** Provided material follows **
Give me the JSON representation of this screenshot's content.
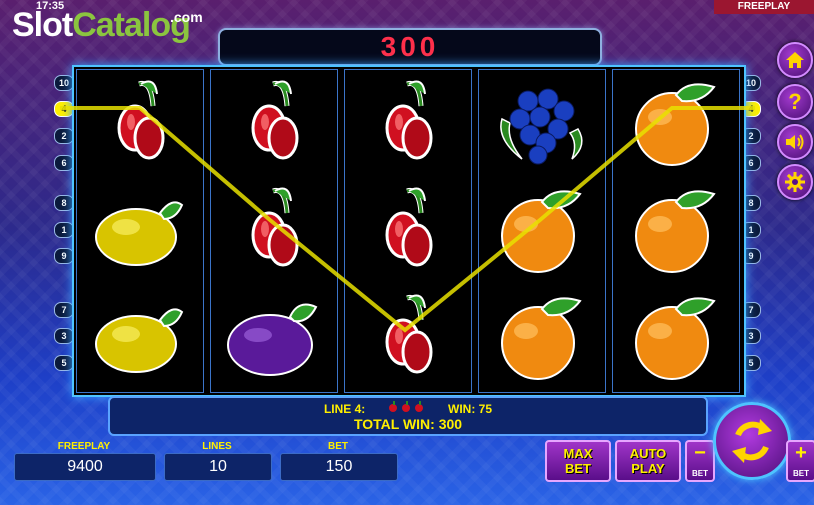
{
  "status_bar": {
    "time": "17:35",
    "mode_tag": "FREEPLAY"
  },
  "watermark": {
    "part1": "Slot",
    "part2": "Catalog",
    "part3": ".com"
  },
  "win_display": "300",
  "line_numbers_left": [
    "10",
    "4",
    "2",
    "6",
    "8",
    "1",
    "9",
    "7",
    "3",
    "5"
  ],
  "line_numbers_right": [
    "10",
    "4",
    "2",
    "6",
    "8",
    "1",
    "9",
    "7",
    "3",
    "5"
  ],
  "active_line": "4",
  "reels": [
    [
      "cherry",
      "lemon",
      "lemon"
    ],
    [
      "cherry",
      "cherry",
      "plum"
    ],
    [
      "cherry",
      "cherry",
      "cherry"
    ],
    [
      "grapes",
      "orange",
      "orange"
    ],
    [
      "orange",
      "orange",
      "orange"
    ]
  ],
  "side_buttons": [
    {
      "icon": "home-icon"
    },
    {
      "icon": "help-icon"
    },
    {
      "icon": "sound-icon"
    },
    {
      "icon": "settings-icon"
    }
  ],
  "info": {
    "line_label": "LINE 4:",
    "win_label": "WIN: 75",
    "total_win": "TOTAL WIN: 300"
  },
  "stats": {
    "freeplay_label": "FREEPLAY",
    "freeplay_value": "9400",
    "lines_label": "LINES",
    "lines_value": "10",
    "bet_label": "BET",
    "bet_value": "150"
  },
  "buttons": {
    "max_bet_line1": "MAX",
    "max_bet_line2": "BET",
    "auto_play_line1": "AUTO",
    "auto_play_line2": "PLAY",
    "bet_minus_symbol": "−",
    "bet_minus_label": "BET",
    "bet_plus_symbol": "+",
    "bet_plus_label": "BET"
  },
  "colors": {
    "accent_yellow": "#ffef00",
    "win_red": "#ff2f4a",
    "frame_blue": "#4ec3ff",
    "button_purple": "#8a2bb8"
  }
}
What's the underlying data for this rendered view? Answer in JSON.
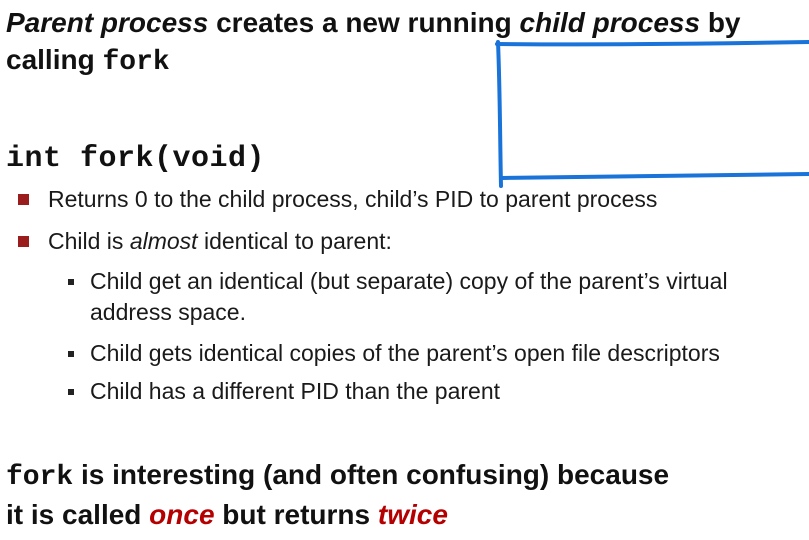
{
  "slide": {
    "intro": {
      "part1": "Parent process",
      "part2": " creates a new running ",
      "part3": "child process",
      "part4": " by",
      "line2_text": "calling ",
      "line2_code": "fork"
    },
    "signature": "int fork(void)",
    "bullets": [
      {
        "text": "Returns 0 to the child process, child’s PID to parent process"
      },
      {
        "before": "Child is ",
        "emphasis": "almost",
        "after": " identical to parent:",
        "sub": [
          "Child get an identical (but separate) copy of the parent’s virtual address space.",
          "Child gets identical copies of the parent’s open file descriptors",
          "Child has a different PID than the parent"
        ]
      }
    ],
    "note": {
      "code": "fork",
      "line1": " is interesting (and often confusing) because",
      "line2_before": "it is called ",
      "once": "once",
      "line2_middle": " but returns ",
      "twice": "twice"
    }
  },
  "colors": {
    "accent": "#b40000",
    "bullet_marker": "#9b1c1c",
    "annotation_ink": "#1a73d9"
  }
}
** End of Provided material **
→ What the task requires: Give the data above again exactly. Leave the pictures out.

→ Your solution:
Give me the JSON representation of this screenshot's content.
{
  "status_bar": {
    "time": "17:35",
    "mode_tag": "FREEPLAY"
  },
  "watermark": {
    "part1": "Slot",
    "part2": "Catalog",
    "part3": ".com"
  },
  "win_display": "300",
  "line_numbers_left": [
    "10",
    "4",
    "2",
    "6",
    "8",
    "1",
    "9",
    "7",
    "3",
    "5"
  ],
  "line_numbers_right": [
    "10",
    "4",
    "2",
    "6",
    "8",
    "1",
    "9",
    "7",
    "3",
    "5"
  ],
  "active_line": "4",
  "reels": [
    [
      "cherry",
      "lemon",
      "lemon"
    ],
    [
      "cherry",
      "cherry",
      "plum"
    ],
    [
      "cherry",
      "cherry",
      "cherry"
    ],
    [
      "grapes",
      "orange",
      "orange"
    ],
    [
      "orange",
      "orange",
      "orange"
    ]
  ],
  "side_buttons": [
    {
      "icon": "home-icon"
    },
    {
      "icon": "help-icon"
    },
    {
      "icon": "sound-icon"
    },
    {
      "icon": "settings-icon"
    }
  ],
  "info": {
    "line_label": "LINE 4:",
    "win_label": "WIN: 75",
    "total_win": "TOTAL WIN: 300"
  },
  "stats": {
    "freeplay_label": "FREEPLAY",
    "freeplay_value": "9400",
    "lines_label": "LINES",
    "lines_value": "10",
    "bet_label": "BET",
    "bet_value": "150"
  },
  "buttons": {
    "max_bet_line1": "MAX",
    "max_bet_line2": "BET",
    "auto_play_line1": "AUTO",
    "auto_play_line2": "PLAY",
    "bet_minus_symbol": "−",
    "bet_minus_label": "BET",
    "bet_plus_symbol": "+",
    "bet_plus_label": "BET"
  },
  "colors": {
    "accent_yellow": "#ffef00",
    "win_red": "#ff2f4a",
    "frame_blue": "#4ec3ff",
    "button_purple": "#8a2bb8"
  }
}
What's the underlying data for this rendered view? Answer in JSON.
{
  "slide": {
    "intro": {
      "part1": "Parent process",
      "part2": " creates a new running ",
      "part3": "child process",
      "part4": " by",
      "line2_text": "calling ",
      "line2_code": "fork"
    },
    "signature": "int fork(void)",
    "bullets": [
      {
        "text": "Returns 0 to the child process, child’s PID to parent process"
      },
      {
        "before": "Child is ",
        "emphasis": "almost",
        "after": " identical to parent:",
        "sub": [
          "Child get an identical (but separate) copy of the parent’s virtual address space.",
          "Child gets identical copies of the parent’s open file descriptors",
          "Child has a different PID than the parent"
        ]
      }
    ],
    "note": {
      "code": "fork",
      "line1": " is interesting (and often confusing) because",
      "line2_before": "it is called ",
      "once": "once",
      "line2_middle": " but returns ",
      "twice": "twice"
    }
  },
  "colors": {
    "accent": "#b40000",
    "bullet_marker": "#9b1c1c",
    "annotation_ink": "#1a73d9"
  }
}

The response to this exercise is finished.